The exact list of grands corps de l'État is debatable, mainly because there is disagreement about whether a particular corps is grand enough to be counted. However, Who's Who in France gives the following list:[3] the ingénieurs des mines, the ingénieurs des ponts, the administrateurs de l'INSEE, the ingénieurs de l'armement, the conseillers d'État, the Cour des comptes and the inspecteurs des finances.

In France, the members of these grand corps have great importance in the government administration, since many executive positions are held by them; also many CEOs of great French companies come straight out of these Grand Corps.

Administrative "grands corps" (staffed from the École nationale d'administration)[edit]

The administrative grands corps mainly recruit graduates of the École nationale d'administration (ENA), they are more closely connected with politics than the technical grands corps (listed below) are.
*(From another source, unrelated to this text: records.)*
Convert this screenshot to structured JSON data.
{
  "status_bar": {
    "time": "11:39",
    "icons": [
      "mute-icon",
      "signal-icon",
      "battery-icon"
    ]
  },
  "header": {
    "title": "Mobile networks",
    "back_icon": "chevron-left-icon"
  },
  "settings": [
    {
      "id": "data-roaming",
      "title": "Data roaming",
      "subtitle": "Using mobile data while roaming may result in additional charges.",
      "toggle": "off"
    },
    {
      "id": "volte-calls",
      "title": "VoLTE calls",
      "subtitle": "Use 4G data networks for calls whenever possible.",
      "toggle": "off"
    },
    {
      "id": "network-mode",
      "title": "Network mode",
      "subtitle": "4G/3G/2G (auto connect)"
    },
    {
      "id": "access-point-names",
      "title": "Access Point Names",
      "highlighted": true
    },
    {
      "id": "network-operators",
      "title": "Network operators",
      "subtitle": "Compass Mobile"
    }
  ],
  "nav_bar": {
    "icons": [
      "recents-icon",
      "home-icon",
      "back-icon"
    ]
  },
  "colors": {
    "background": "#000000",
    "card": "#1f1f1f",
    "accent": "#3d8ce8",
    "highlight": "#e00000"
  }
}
Georges Pompidou was member of the Conseil d'État, François Hollande and Jacques Chirac were both members of the Cour des comptes, and Emmanuel Macron, Valéry Giscard d'Estaing and Michel Rocard were both members of the Inspection des finances.

Technical "grands corps" (staffed from the École polytechnique and ENS)[edit]

The technical grands corps mainly recruit (more than 2/3 by decree) from among graduates of the École polytechnique, their ranks are also open to alumni of the Écoles normales supérieures, or other schools such as École des Ponts and École des Mines.

Three other technical "grands corps" no longer function:

Criticism of the "grands corps"[edit]

The system of grands corps has been criticised from within its own ranks as well as from outside.[4] In January 2009 a report on the future of the technical grands corps was sent to the Prime Minister.[5]

See also[edit]


External links (English)[edit]

External links (French)[edit]